RealAge.com, which has achieved popularity through its affiliation with Oprah regular, Dr. Mehmet Oz, assigns users a "biological age" based on their answers to 150 questions. Lucky or "healthy" users usually find themselves assigned ages several years younger than their actual ages, whereas “unhealthy” users are told they’re biologically older than their chronological years.
But it's what RealAge.com does with that information from users that's raising eyebrows.
According to the Times, pharmaceutical companies pay RealAge.com to compile the test results of its members and send them marketing messages by e-mail. The drug companies can even target users at risk for conditions such as high cholesterol or hypertension with their own e-mails.
RealAge.com says the intent is not to violate users’ privacy but instead to target them with useful information.

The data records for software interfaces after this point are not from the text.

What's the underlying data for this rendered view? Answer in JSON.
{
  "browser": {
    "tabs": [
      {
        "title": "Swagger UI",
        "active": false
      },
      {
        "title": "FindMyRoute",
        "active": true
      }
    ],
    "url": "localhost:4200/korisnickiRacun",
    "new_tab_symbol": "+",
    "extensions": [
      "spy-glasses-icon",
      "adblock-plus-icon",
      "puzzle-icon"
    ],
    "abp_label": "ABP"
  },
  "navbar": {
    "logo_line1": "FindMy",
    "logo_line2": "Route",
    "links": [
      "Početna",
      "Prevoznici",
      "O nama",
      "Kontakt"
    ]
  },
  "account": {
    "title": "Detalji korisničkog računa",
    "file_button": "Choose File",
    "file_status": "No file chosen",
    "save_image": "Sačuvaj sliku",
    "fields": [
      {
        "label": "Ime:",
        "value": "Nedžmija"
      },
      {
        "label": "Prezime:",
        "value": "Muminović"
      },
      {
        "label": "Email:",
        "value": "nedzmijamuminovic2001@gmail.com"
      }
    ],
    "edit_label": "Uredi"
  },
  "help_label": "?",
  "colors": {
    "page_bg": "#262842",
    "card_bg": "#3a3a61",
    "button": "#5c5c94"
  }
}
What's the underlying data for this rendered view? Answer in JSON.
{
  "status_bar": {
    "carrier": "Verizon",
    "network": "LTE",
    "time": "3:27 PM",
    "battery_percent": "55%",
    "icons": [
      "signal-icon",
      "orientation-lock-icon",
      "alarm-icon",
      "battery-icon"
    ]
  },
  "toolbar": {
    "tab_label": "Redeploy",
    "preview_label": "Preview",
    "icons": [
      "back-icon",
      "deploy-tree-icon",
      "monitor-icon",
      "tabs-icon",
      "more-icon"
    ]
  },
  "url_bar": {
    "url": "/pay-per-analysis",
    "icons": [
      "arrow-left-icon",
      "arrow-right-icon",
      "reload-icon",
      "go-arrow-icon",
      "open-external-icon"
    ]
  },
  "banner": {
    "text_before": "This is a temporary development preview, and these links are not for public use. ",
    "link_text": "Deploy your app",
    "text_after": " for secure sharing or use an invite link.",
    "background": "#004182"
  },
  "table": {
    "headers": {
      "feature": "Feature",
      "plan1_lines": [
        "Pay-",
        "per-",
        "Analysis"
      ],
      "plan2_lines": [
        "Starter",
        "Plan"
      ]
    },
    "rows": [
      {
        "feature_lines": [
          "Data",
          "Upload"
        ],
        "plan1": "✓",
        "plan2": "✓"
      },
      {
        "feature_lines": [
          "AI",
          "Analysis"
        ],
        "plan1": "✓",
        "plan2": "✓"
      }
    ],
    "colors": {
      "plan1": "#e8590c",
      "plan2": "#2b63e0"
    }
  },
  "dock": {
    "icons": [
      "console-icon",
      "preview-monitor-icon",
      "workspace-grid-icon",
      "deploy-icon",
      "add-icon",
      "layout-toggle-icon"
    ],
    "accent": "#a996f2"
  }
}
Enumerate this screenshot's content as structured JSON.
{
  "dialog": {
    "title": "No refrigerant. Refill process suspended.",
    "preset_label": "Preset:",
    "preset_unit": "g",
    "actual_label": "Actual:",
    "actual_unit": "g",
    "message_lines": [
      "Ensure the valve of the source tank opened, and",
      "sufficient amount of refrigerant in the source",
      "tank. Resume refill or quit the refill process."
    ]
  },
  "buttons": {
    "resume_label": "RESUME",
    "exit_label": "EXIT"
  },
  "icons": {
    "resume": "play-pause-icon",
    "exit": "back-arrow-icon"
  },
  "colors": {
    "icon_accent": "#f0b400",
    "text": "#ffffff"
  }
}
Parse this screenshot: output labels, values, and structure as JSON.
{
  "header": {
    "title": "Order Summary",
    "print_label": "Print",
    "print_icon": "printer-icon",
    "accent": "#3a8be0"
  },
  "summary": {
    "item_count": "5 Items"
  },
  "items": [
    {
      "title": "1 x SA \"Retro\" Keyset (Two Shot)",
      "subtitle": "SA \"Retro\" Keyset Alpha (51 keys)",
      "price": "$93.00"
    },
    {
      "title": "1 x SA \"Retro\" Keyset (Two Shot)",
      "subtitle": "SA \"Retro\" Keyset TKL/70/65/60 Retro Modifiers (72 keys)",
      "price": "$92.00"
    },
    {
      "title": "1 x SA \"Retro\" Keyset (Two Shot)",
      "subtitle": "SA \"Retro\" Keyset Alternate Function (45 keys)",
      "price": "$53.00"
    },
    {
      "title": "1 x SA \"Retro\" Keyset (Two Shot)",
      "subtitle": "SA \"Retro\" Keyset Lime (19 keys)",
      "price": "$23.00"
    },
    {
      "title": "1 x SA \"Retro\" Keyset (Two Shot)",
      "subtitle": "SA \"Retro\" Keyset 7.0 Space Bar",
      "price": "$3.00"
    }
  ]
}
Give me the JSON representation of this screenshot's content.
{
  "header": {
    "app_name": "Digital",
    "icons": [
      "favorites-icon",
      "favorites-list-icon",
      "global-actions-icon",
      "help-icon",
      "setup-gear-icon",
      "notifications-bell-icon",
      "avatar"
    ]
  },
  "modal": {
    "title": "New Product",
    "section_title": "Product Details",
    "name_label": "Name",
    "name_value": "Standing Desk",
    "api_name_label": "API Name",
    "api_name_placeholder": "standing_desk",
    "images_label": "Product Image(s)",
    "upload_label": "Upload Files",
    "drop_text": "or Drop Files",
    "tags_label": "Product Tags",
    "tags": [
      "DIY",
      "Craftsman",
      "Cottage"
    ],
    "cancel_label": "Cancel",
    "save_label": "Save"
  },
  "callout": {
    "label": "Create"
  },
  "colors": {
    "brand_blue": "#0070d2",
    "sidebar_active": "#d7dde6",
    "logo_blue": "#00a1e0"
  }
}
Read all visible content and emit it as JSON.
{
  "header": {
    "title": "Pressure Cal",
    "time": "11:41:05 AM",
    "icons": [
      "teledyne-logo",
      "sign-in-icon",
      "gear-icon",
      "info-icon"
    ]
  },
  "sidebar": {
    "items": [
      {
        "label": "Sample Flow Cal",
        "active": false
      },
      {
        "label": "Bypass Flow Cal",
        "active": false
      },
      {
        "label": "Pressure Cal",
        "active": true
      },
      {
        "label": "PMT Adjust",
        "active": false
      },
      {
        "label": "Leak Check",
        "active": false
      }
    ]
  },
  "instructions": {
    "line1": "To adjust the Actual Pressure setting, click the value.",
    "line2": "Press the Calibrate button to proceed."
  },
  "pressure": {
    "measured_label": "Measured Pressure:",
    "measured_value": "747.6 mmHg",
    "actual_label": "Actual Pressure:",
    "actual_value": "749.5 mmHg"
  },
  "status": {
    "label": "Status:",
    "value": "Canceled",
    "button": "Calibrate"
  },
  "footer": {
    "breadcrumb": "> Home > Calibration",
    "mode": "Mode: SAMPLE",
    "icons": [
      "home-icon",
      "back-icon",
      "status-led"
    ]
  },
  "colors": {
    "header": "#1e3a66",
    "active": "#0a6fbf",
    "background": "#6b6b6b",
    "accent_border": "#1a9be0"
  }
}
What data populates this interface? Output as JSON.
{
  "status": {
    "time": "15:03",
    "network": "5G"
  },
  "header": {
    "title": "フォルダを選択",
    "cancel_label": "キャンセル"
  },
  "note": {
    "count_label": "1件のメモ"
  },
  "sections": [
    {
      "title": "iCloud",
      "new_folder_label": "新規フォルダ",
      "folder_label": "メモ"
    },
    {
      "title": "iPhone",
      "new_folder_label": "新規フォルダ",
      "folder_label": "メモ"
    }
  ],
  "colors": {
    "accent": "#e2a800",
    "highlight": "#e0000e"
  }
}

The Web site does warn users that it will "share" their information with third parties.
“Our primary product is an e-mail newsletter series focused on the undiagnosed at-risk patient, so we know the risk factors if someone is pre-hypertensive, or for osteoarthritis,” Andy Mikulak, the vice president for marketing at RealAge.com, told the Times. “At the end of the day, if you want to reach males over 60 that are high blood pressure sufferers in northwest Buffalo with under $50,000 household income that also have a high risk of diabetes, you could."